You don't need DDR2-1066 unless you're planning to exceed 400MHz FSB, which is likely if you're overclocking an unlocked multiplier X6800, but you need to exceed 3.6GHz to need RAM faster than DDR2-800.

Exactly right. Remember you are assuming a 1:1 ratio. You could easily get higher RAM speeds by changing the FSB:RAM ratio. You lose some speed in the conversion, but you also get extra MHz, so it's a tradeoff.

Quote:
The faster the better...

3.6 ghz is a conservative estimate of the e6600 capabilities after they've changed the manufacturing process.

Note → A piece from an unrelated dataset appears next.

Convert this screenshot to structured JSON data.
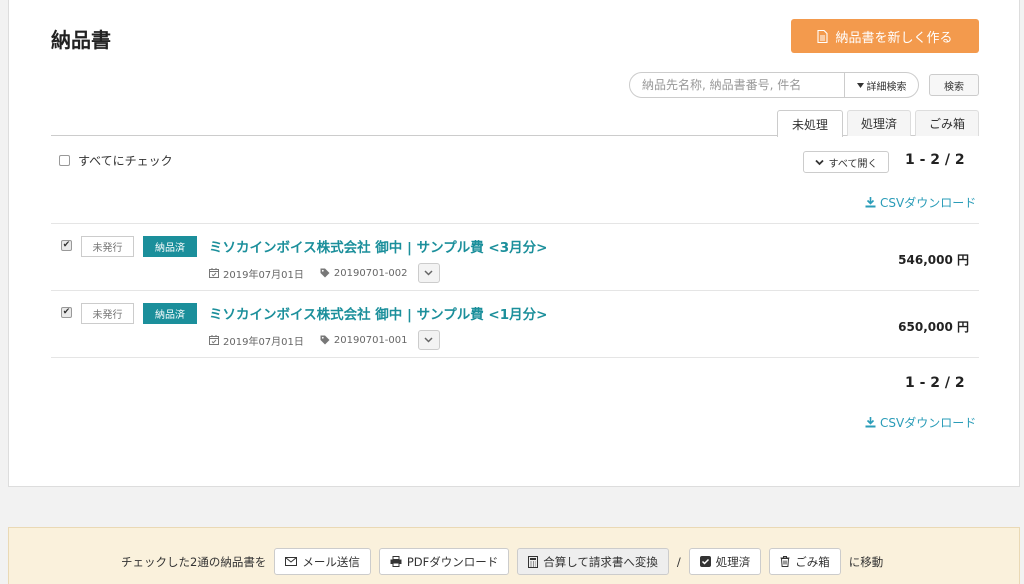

Is the e6600 multiplier locked at 9? So only FSB overclocking is possible?
Generally the faster the better. Again it's a tradeoff. But at some point, the extra MHz make up for the conversion. Very Good article. Yes, E6600 multiplier locked at 9. But you can lower it though. And also know that a 3.6GHz E6600 is pretty extreme. I'm not saying you can't do it.... Yes DDR2-1066 will run lower frequencies with tighter timings. If two sticks of RAM are operating at the same frequency, the one with the tighter timings will be faster. But is the difference worth the money? I dunno. You decide. (I doubt it though).
!